Looking more left-field, Hilton Cartwright flourished for the Melbourne Stars when he was dropped down the order in BBL10 and ended with one of the lowest dot ball rates and one of the highest strike rates from all middle order batters.
Jordan Silk and Jonathan Wells have made their names as consistent middle order batters in the BBL and both have remarkably similar records over the past two seasons.
If we look at Australia’s squad as a whole, we get a great look at some of the strengths of particular members.
For example, across international cricket, BBL and IPL in the past three years, Henriques has a middle-overs strike rate of 153.80, bettered only by Wade’s 161.50 from the current Australian squad.
While Henriques is a genuine option for Australia’s middle order there’s a lot more uncertainty about Wade’s position.
He’s been Australia’s wicketkeeper in their past nine T20 internationals since Alex Carey was dropped in September 2020, and he’s batted in the top three in all bar one of those matches.
Wade is definitely a top order bat in T20s, as his half-centuries against India in December and his BBL hundred with the Hobart Hurricanes attest.
Over his career, his T20 strike rate in the top order (positions 1-4) is 141.4. In the middle order it’s 110.9.
Wade’s opportunities have come with Warner missing for each of Australia’s past nine matches in this format.
Warner will be absent from the West Indies and Bangladesh tours, but if he were to return for the T20 World Cup it would either force Wade down the order, where he’s been far less effective, or out of the playing XI entirely.
If Wade drops out, who wears the gloves, and what position they occupy in the batting line-up, becomes a whole new problem for Australia to try and solve across the next 10 matches.
Around the world, Henriques and Wade stack up very well in the middle overs.
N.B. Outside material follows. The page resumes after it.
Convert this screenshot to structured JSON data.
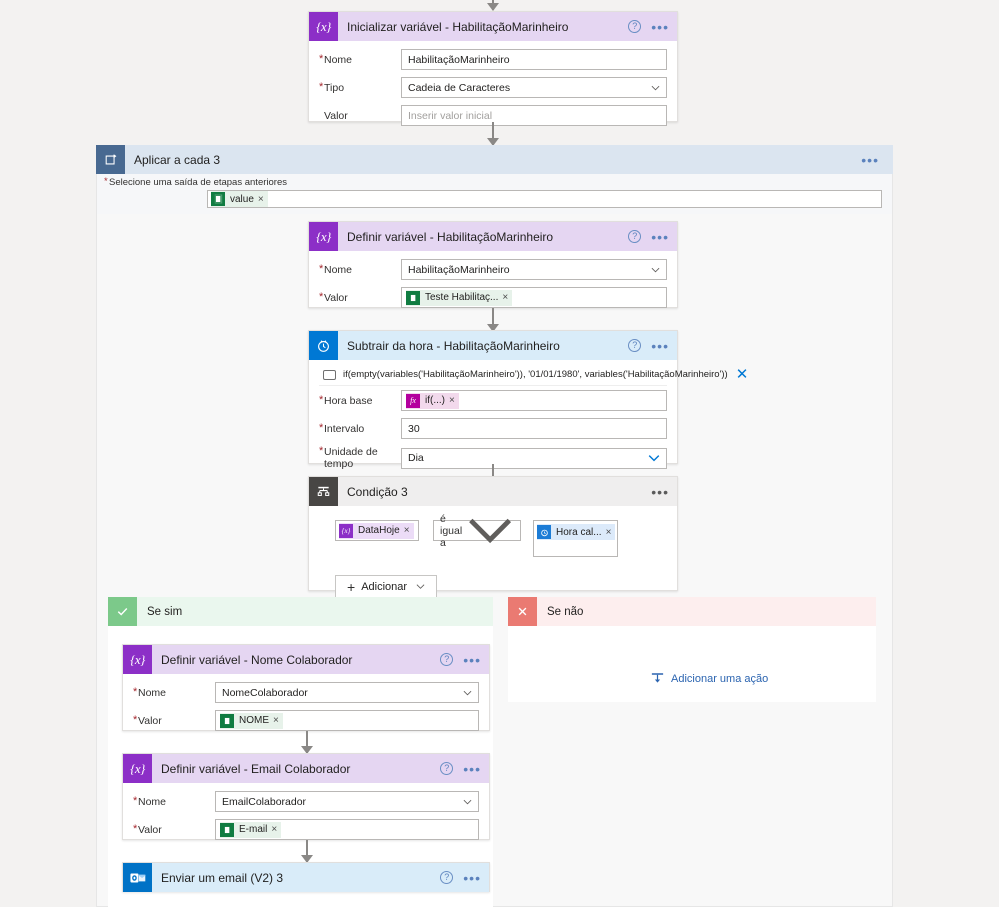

Lendl Simmons (strike rate of 180), Glenn Phillips (171.10) and Martin Guptill (161.90) are the world leaders in this period of the innings.
Regular openers Aaron Finch (218.8), D’Arcy Short (190.7) and Josh Philippe (183.3) have massive death over strike rates. After all, once these men reach the death, they’ve had 15 overs to get their eye in.
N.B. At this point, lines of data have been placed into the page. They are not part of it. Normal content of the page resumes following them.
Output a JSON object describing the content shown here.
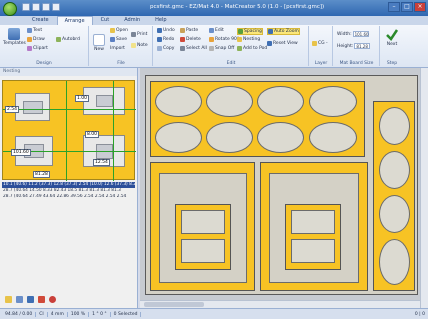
{
  "titlebar": {
    "title": "pcsfirst.gmc - EZ/Mat 4.0 - MatCreator 5.0 (1.0 - [pcsfirst.gmc])",
    "minimize": "–",
    "maximize": "□",
    "close": "×"
  },
  "tabs": [
    "Create",
    "Arrange",
    "Cut",
    "Admin",
    "Help"
  ],
  "ribbon": {
    "design": {
      "label": "Design",
      "templates": "Templates",
      "text": "Text",
      "draw": "Draw",
      "autobrd": "Autobrd",
      "clipart": "Clipart"
    },
    "file": {
      "label": "File",
      "new": "New",
      "open": "Open",
      "save": "Save",
      "import": "Import",
      "print": "Print",
      "note": "Note"
    },
    "edit": {
      "label": "Edit",
      "undo": "Undo",
      "redo": "Redo",
      "copy": "Copy",
      "paste": "Paste",
      "delete": "Delete",
      "select_all": "Select All",
      "edit": "Edit",
      "rotate": "Rotate 90°",
      "snap_off": "Snap Off",
      "spacing": "Spacing",
      "nesting": "Nesting",
      "add_to_pod": "Add to Pod",
      "auto_zoom": "Auto Zoom",
      "reset_view": "Reset View"
    },
    "layer": {
      "label": "Layer",
      "cg": "CG -"
    },
    "mat_board": {
      "label": "Mat Board Size",
      "width_label": "Width:",
      "width": "101.60",
      "height_label": "Height:",
      "height": "81.28"
    },
    "step": {
      "label": "Step",
      "next": "Next"
    }
  },
  "left_panel": {
    "header": "Nesting",
    "measurements": [
      "1.00",
      "2.54",
      "8.00",
      "101.60",
      "12.54",
      "81.28",
      "0.00"
    ],
    "rows": [
      "10.1 (40.6) 11.2 (37.3) 12.8 (37.3) 2.54 (10.0) 12.6 (37.3) 8.25",
      "28.7 (40.64 14.50 8.33 82.43 18.5 81.3 81.3 81.3 81.3",
      "28.7 (40.64 27.49 43.64 22.86 39.56 2.54 2.54 2.54 2.54"
    ],
    "selected_row": 0
  },
  "statusbar": {
    "coords": "94.84 / 0.00",
    "units": "CI",
    "unit_mm": "4 mm",
    "zoom": "100 %",
    "grid": "1 ° 0 °",
    "selected": "0 Selected",
    "right": "0 | 0"
  },
  "colors": {
    "mat": "#f7c324",
    "board": "#d4d1c6",
    "opening": "#dcdad1",
    "accent": "#2c4f9a"
  }
}
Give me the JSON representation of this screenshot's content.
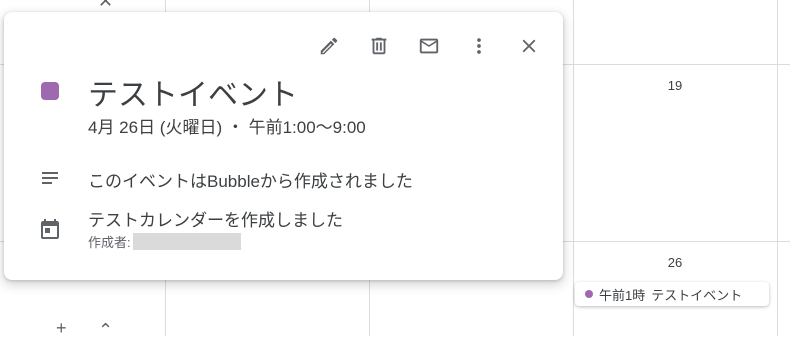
{
  "calendar": {
    "day_numbers": [
      "19",
      "26"
    ],
    "event_chip": {
      "time": "午前1時",
      "title": "テストイベント",
      "color": "#9e69af"
    }
  },
  "popup": {
    "toolbar": {
      "edit_icon": "pencil-icon",
      "delete_icon": "trash-icon",
      "email_icon": "mail-icon",
      "more_icon": "more-vert-icon",
      "close_icon": "close-icon"
    },
    "event_color": "#9e69af",
    "title": "テストイベント",
    "datetime": "4月 26日 (火曜日) ・ 午前1:00～9:00",
    "description": "このイベントはBubbleから作成されました",
    "calendar_name": "テストカレンダーを作成しました",
    "creator_label": "作成者:"
  }
}
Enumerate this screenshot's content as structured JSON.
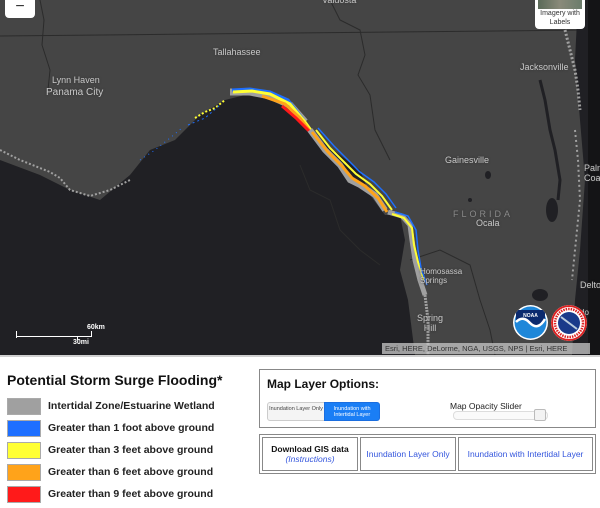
{
  "map": {
    "controls": {
      "zoom_out_label": "−",
      "basemap_toggle_label": "Imagery with Labels"
    },
    "labels": {
      "tallahassee": "Tallahassee",
      "lynn_haven": "Lynn Haven",
      "panama_city": "Panama City",
      "jacksonville": "Jacksonville",
      "gainesville": "Gainesville",
      "florida": "FLORIDA",
      "ocala": "Ocala",
      "homosassa_springs": "Homosassa Springs",
      "spring_hill": "Spring Hill",
      "palm_coast": "Palm Coast",
      "deltona": "Delto",
      "orlando_partial": "do",
      "valdosta_partial": "Valdosta"
    },
    "scalebar": {
      "km": "60km",
      "mi": "30mi"
    },
    "attribution": "Esri, HERE, DeLorme, NGA, USGS, NPS | Esri, HERE",
    "logos": {
      "noaa": "noaa-logo",
      "nws": "nws-logo"
    },
    "colors": {
      "land": "#454545",
      "water": "#202024",
      "intertidal": "#a0a0a0",
      "gt1": "#1e6fff",
      "gt3": "#ffff33",
      "gt6": "#ffa31a",
      "gt9": "#ff1a1a"
    }
  },
  "legend": {
    "title": "Potential Storm Surge Flooding*",
    "items": [
      {
        "label": "Intertidal Zone/Estuarine Wetland",
        "color": "#a0a0a0"
      },
      {
        "label": "Greater than 1 foot above ground",
        "color": "#1e6fff"
      },
      {
        "label": "Greater than 3 feet above ground",
        "color": "#ffff33"
      },
      {
        "label": "Greater than 6 feet above ground",
        "color": "#ffa31a"
      },
      {
        "label": "Greater than 9 feet above ground",
        "color": "#ff1a1a"
      }
    ]
  },
  "layer_options": {
    "title": "Map Layer Options:",
    "toggle": {
      "options": [
        "Inundation Layer Only",
        "Inundation with Intertidal Layer"
      ],
      "selected": "Inundation with Intertidal Layer"
    },
    "opacity_slider": {
      "label": "Map Opacity Slider",
      "value_fraction": 0.97
    }
  },
  "downloads": {
    "title": "Download GIS data",
    "instructions": "(Instructions)",
    "links": [
      "Inundation Layer Only",
      "Inundation with Intertidal Layer"
    ]
  }
}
To see where these numbers sit in comparison with the world’s best, AB de Villiers’ strike rate in the last five overs (since June 2018) is 236.5 and Andre Russell’s is 221.
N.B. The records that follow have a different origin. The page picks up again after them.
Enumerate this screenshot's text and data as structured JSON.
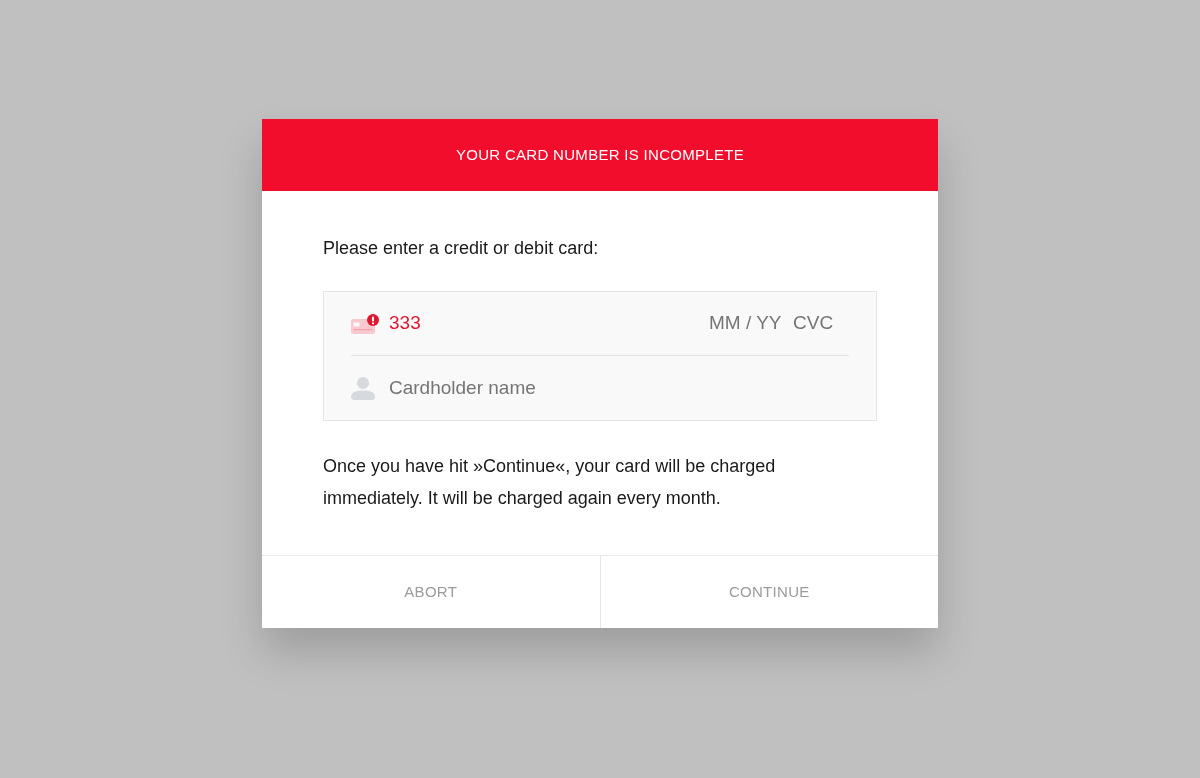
{
  "alert": {
    "message": "YOUR CARD NUMBER IS INCOMPLETE"
  },
  "prompt": "Please enter a credit or debit card:",
  "card_form": {
    "card_number": {
      "value": "333",
      "invalid": true
    },
    "expiry": {
      "placeholder": "MM / YY"
    },
    "cvc": {
      "placeholder": "CVC"
    },
    "cardholder": {
      "placeholder": "Cardholder name"
    }
  },
  "notice": "Once you have hit »Continue«, your card will be charged immediately. It will be charged again every month.",
  "buttons": [
    "ABORT",
    "CONTINUE"
  ]
}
Two other men who aren’t in the squad for the West Indies, but might consider themselves a chance of making the T20 World Cup squad, are Marnus Labuschagne and Josh Inglis.
Labuschagne missed out on the tour due to “logistical complexities” having already made his way to England to represent Glamorgan inn England’s T20 competition.
“With Covid, the amount of quarantine that is needed for me to play in those games is almost 38 days,” Labuschagne said recently. “I would love to be playing in the World Cup in a few months. I don’t know if it is a realistic goal from the selectors, but it is a realistic goal from my perspective.”
Inglis enjoyed a superb summer for both Western Australia and the Perth Scorchers and has found a big fan in Ponting.
“They have tried a few blokes (as T20 wicketkeeper) … Josh Inglis’ name could be thrown into the ring as well,” Ponting told cricket.com.au in May. “I really liked what I saw from him batting in the middle order in last summer’s BBL.
“He plays spin really well and you think about where the World Cup is going to be (in India or the UAE), he could be a name that could come up (for selection).”
Labuschagne is enjoying a career-best year in the game’s shortest format, firstly in his stint with the Brisbane Heat following the Border-Gavaskar Trophy and now with Glamorgan.
Before this year he’d never made more than 30 in a T20 innings; in 2021 he’s already clocked up seven 30+ scores.
However, all these great scores have come as an opener, at No.3 or No.4, in a similar role to what Steve Smith plays for the national team. Labuschagne has not played at all in the middle order this year.
Inglis has had a great start to his stint with Leicestershire in England, hitting an unbeaten 103 along with 82 off 49 balls in a losing cause.
While these fantastic knocks have come as an opener, he batted a majority of BBL10 at No.4 and below, so he’s got some crucial experience further down the order.